IranAir (IR, Tehran Mehrabad) has been removed from Iran’s list of state-owned assets earmarked to be sold into private ownership due to growing concerns over the company’s financial problems, the country’s transport minister, Mohammad Eslami, revealed at a press conference during a visit to the carrier’s offices on March 31.

“IranAir is one of our national assets and has been on the path to privatisation for several years, but because the conditions were not ready, after gaining approval from the government we took it off the privatisation list,” he said, according to the Mehr News Agency.

The decision came about following discussions in the government about the potential risks of such a divestment, including the possibility of insolvency a number of years after any shift to private ownership, the minister explained.

“This company has been up for privatisation for several years.

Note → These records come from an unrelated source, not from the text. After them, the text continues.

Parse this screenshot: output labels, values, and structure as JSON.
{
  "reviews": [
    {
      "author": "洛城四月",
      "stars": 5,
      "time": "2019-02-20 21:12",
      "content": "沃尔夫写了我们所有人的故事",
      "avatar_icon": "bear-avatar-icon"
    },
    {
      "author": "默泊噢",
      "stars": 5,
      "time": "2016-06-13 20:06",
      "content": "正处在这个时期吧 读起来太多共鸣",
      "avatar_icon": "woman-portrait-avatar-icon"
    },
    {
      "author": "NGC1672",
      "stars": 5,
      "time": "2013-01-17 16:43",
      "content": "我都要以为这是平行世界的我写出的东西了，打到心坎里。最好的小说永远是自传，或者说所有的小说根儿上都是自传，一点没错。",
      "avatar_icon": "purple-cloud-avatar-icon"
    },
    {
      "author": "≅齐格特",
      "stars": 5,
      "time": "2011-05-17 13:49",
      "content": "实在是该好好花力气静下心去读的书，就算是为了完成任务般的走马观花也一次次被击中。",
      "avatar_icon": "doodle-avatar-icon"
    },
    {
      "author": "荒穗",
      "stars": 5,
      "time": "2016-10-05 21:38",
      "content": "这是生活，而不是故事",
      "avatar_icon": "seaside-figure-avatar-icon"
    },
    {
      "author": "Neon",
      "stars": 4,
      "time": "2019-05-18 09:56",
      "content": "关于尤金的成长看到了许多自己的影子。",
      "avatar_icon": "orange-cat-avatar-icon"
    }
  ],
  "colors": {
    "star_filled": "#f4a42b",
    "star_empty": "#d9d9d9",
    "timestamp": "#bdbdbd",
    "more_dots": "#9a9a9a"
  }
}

However, the situation is not ripe for such a divestment, because what has been taking place there could have, in practice, harmed IranAir,” he said.

He added, though, that his ministry, the Ministry of Roads and Urban Development, was planning to carry out an overhaul of the airline’s organisational structure with the aim of turning it into “a major player in the global aviation industry.”

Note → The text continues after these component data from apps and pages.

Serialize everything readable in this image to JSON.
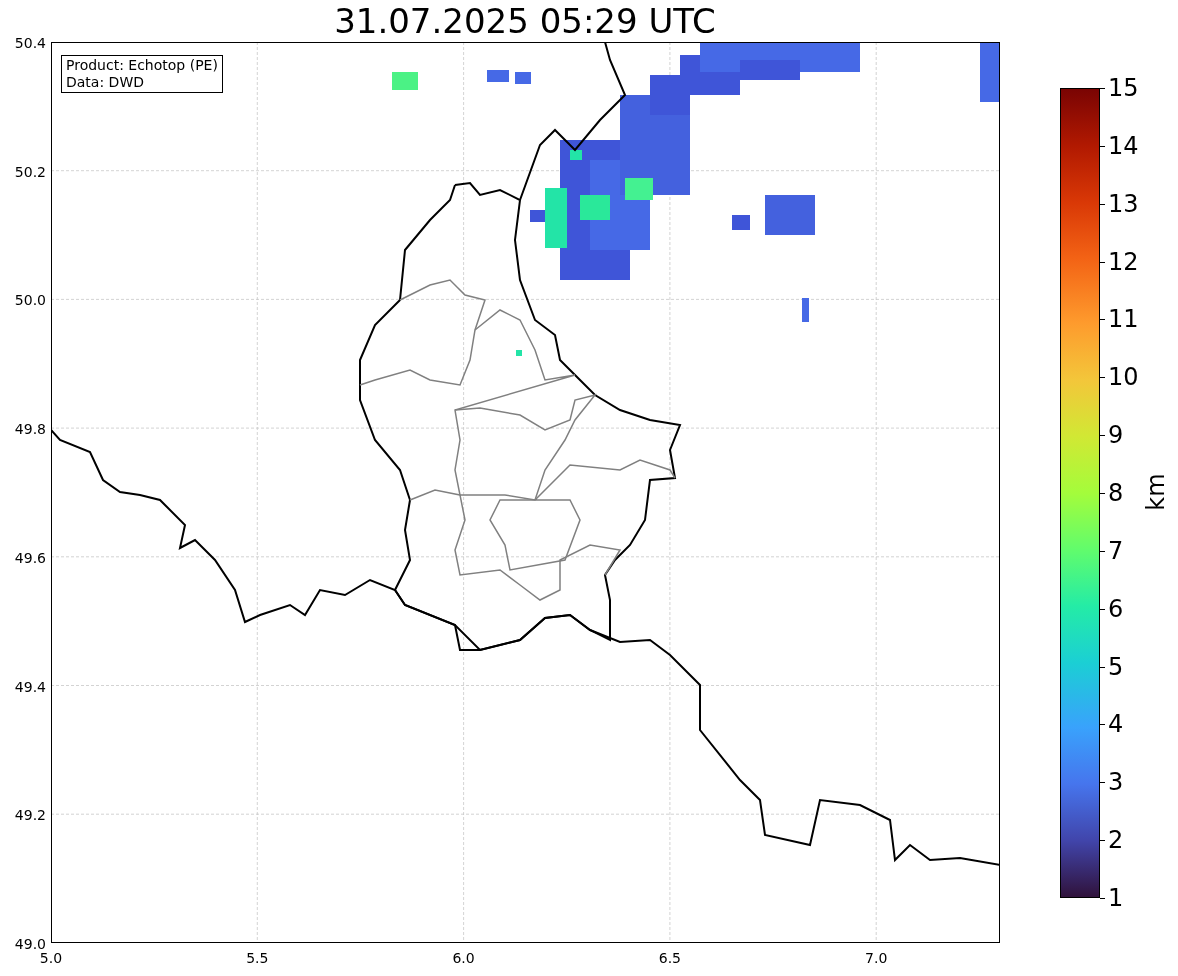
{
  "title": "31.07.2025 05:29 UTC",
  "info_box": {
    "lines": [
      "Product: Echotop (PE)",
      "Data: DWD"
    ]
  },
  "map": {
    "xticks": [
      "5.0",
      "5.5",
      "6.0",
      "6.5",
      "7.0"
    ],
    "yticks": [
      "50.4",
      "50.2",
      "50.0",
      "49.8",
      "49.6",
      "49.4",
      "49.2",
      "49.0"
    ]
  },
  "colorbar": {
    "label": "km",
    "ticks": [
      "15",
      "14",
      "13",
      "12",
      "11",
      "10",
      "9",
      "8",
      "7",
      "6",
      "5",
      "4",
      "3",
      "2",
      "1"
    ]
  }
}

Asked about the issue of human resources and whether IranAir could achieve greater efficiency with a slimmer workforce, Eslami clarified: “If legal, financial, and managerial structural reforms are not implemented, privatisation will destroy IranAir, so the government agreed that it leave the privatisation list, and we’ve taken the opportunity to make these changes.”

As previously reported, during a press conference in early May 2019, Eslami reiterated the Iranian government’s plan to privatise the flag carrier, saying that the process would probably be conducted via a listing on the Iranian bourse rather than simply handing it over to a single intended investor or group of investors.

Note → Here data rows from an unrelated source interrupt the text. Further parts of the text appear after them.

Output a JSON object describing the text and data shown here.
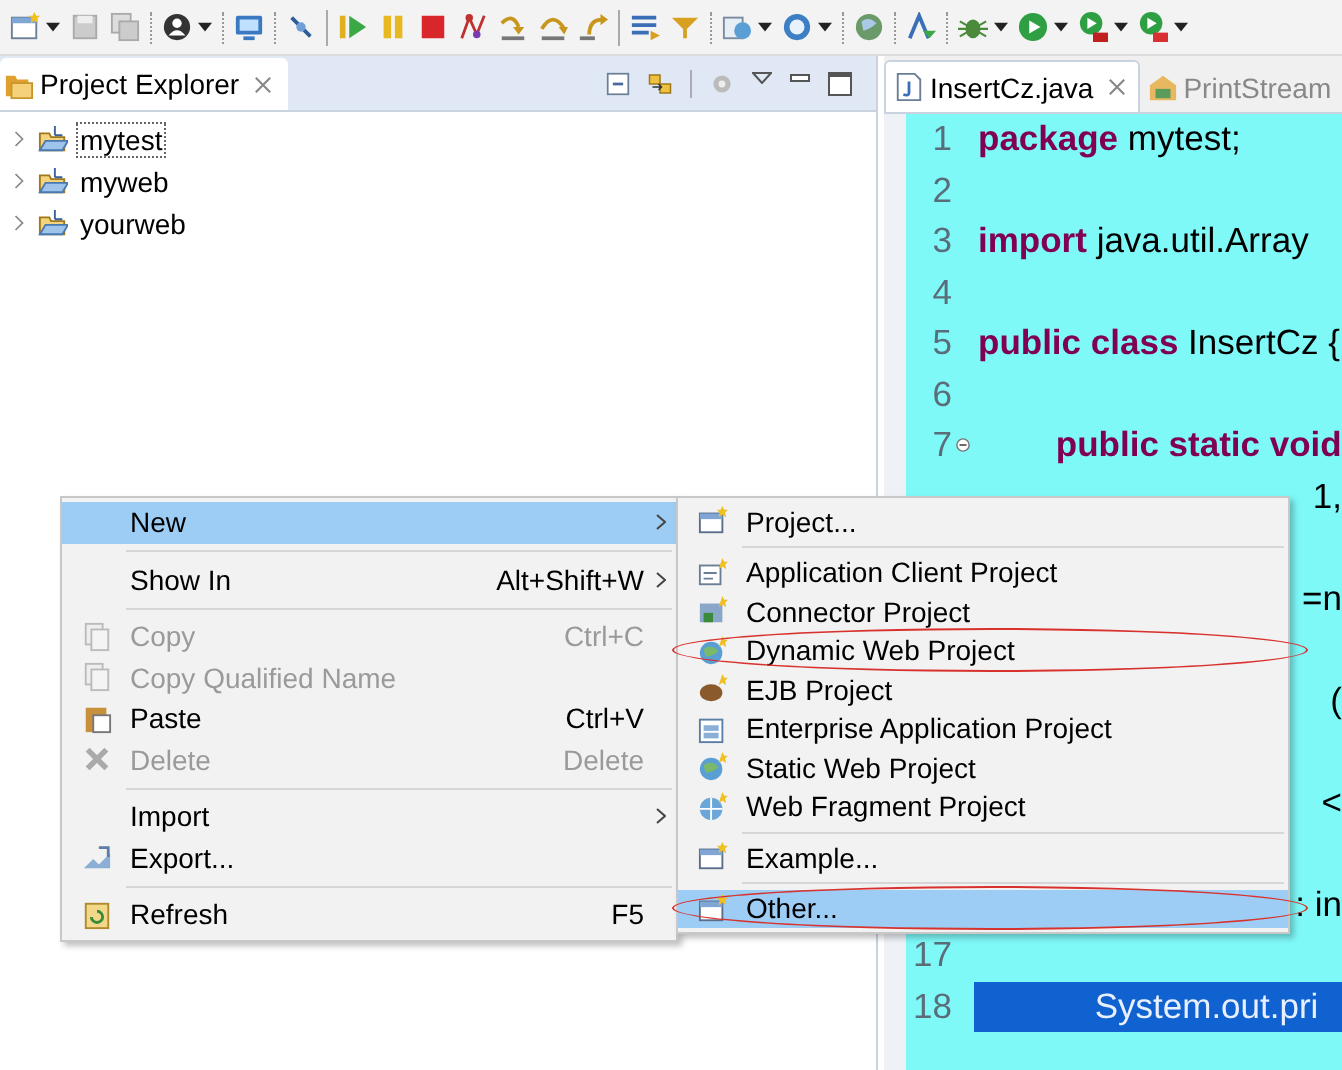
{
  "explorer": {
    "title": "Project Explorer",
    "items": [
      {
        "label": "mytest",
        "expanded": false,
        "selected": true
      },
      {
        "label": "myweb",
        "expanded": false,
        "selected": false
      },
      {
        "label": "yourweb",
        "expanded": false,
        "selected": false
      }
    ]
  },
  "editor": {
    "tabs": [
      {
        "label": "InsertCz.java",
        "selected": true
      },
      {
        "label": "PrintStream",
        "selected": false
      }
    ],
    "lines": [
      {
        "kind": "line",
        "number": "1",
        "code": "**package** mytest;"
      },
      {
        "kind": "line",
        "number": "2"
      },
      {
        "kind": "line",
        "number": "3",
        "code": "**import** java.util.Array"
      },
      {
        "kind": "line",
        "number": "4"
      },
      {
        "kind": "line",
        "number": "5",
        "code": "**public class** InsertCz {"
      },
      {
        "kind": "line",
        "number": "6"
      },
      {
        "kind": "line",
        "number": "7",
        "code": "        **public static void**",
        "folded": false
      },
      {
        "kind": "fragment",
        "code": "1,"
      },
      {
        "kind": "hidden"
      },
      {
        "kind": "fragment",
        "code": "=n"
      },
      {
        "kind": "hidden"
      },
      {
        "kind": "fragment",
        "code": "("
      },
      {
        "kind": "hidden"
      },
      {
        "kind": "fragment",
        "code": "<"
      },
      {
        "kind": "hidden"
      },
      {
        "kind": "fragment",
        "code": ": in"
      },
      {
        "kind": "line",
        "number": "17"
      },
      {
        "kind": "line",
        "number": "18",
        "code": "            System.out.pri",
        "current": true
      }
    ]
  },
  "context_menu": [
    {
      "kind": "item",
      "label": "New",
      "submenu": true,
      "disabled": false,
      "selected": true
    },
    {
      "kind": "separator"
    },
    {
      "kind": "item",
      "label": "Show In",
      "shortcut": "Alt+Shift+W",
      "submenu": true,
      "disabled": false,
      "selected": false
    },
    {
      "kind": "separator"
    },
    {
      "kind": "item",
      "label": "Copy",
      "shortcut": "Ctrl+C",
      "submenu": false,
      "disabled": true,
      "selected": false
    },
    {
      "kind": "item",
      "label": "Copy Qualified Name",
      "submenu": false,
      "disabled": true,
      "selected": false
    },
    {
      "kind": "item",
      "label": "Paste",
      "shortcut": "Ctrl+V",
      "submenu": false,
      "disabled": false,
      "selected": false
    },
    {
      "kind": "item",
      "label": "Delete",
      "shortcut": "Delete",
      "submenu": false,
      "disabled": true,
      "selected": false
    },
    {
      "kind": "separator"
    },
    {
      "kind": "item",
      "label": "Import",
      "submenu": true,
      "disabled": false,
      "selected": false
    },
    {
      "kind": "item",
      "label": "Export...",
      "submenu": false,
      "disabled": false,
      "selected": false
    },
    {
      "kind": "separator"
    },
    {
      "kind": "item",
      "label": "Refresh",
      "shortcut": "F5",
      "submenu": false,
      "disabled": false,
      "selected": false
    }
  ],
  "new_submenu": [
    {
      "kind": "item",
      "label": "Project...",
      "selected": false,
      "circled": false
    },
    {
      "kind": "separator"
    },
    {
      "kind": "item",
      "label": "Application Client Project",
      "selected": false,
      "circled": false
    },
    {
      "kind": "item",
      "label": "Connector Project",
      "selected": false,
      "circled": false
    },
    {
      "kind": "item",
      "label": "Dynamic Web Project",
      "selected": false,
      "circled": true
    },
    {
      "kind": "item",
      "label": "EJB Project",
      "selected": false,
      "circled": false
    },
    {
      "kind": "item",
      "label": "Enterprise Application Project",
      "selected": false,
      "circled": false
    },
    {
      "kind": "item",
      "label": "Static Web Project",
      "selected": false,
      "circled": false
    },
    {
      "kind": "item",
      "label": "Web Fragment Project",
      "selected": false,
      "circled": false
    },
    {
      "kind": "separator"
    },
    {
      "kind": "item",
      "label": "Example...",
      "selected": false,
      "circled": false
    },
    {
      "kind": "separator"
    },
    {
      "kind": "item",
      "label": "Other...",
      "selected": true,
      "circled": true
    }
  ]
}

“IranAir’s privatisation should be done through the capital market and we must take full advantage of this system,” he said at the time.

Since then, however, the company has appealed on multiple occasions for Iranian government assistance to help it survive a severe cash crunch and source aircraft parts as sanctions against Iran continue.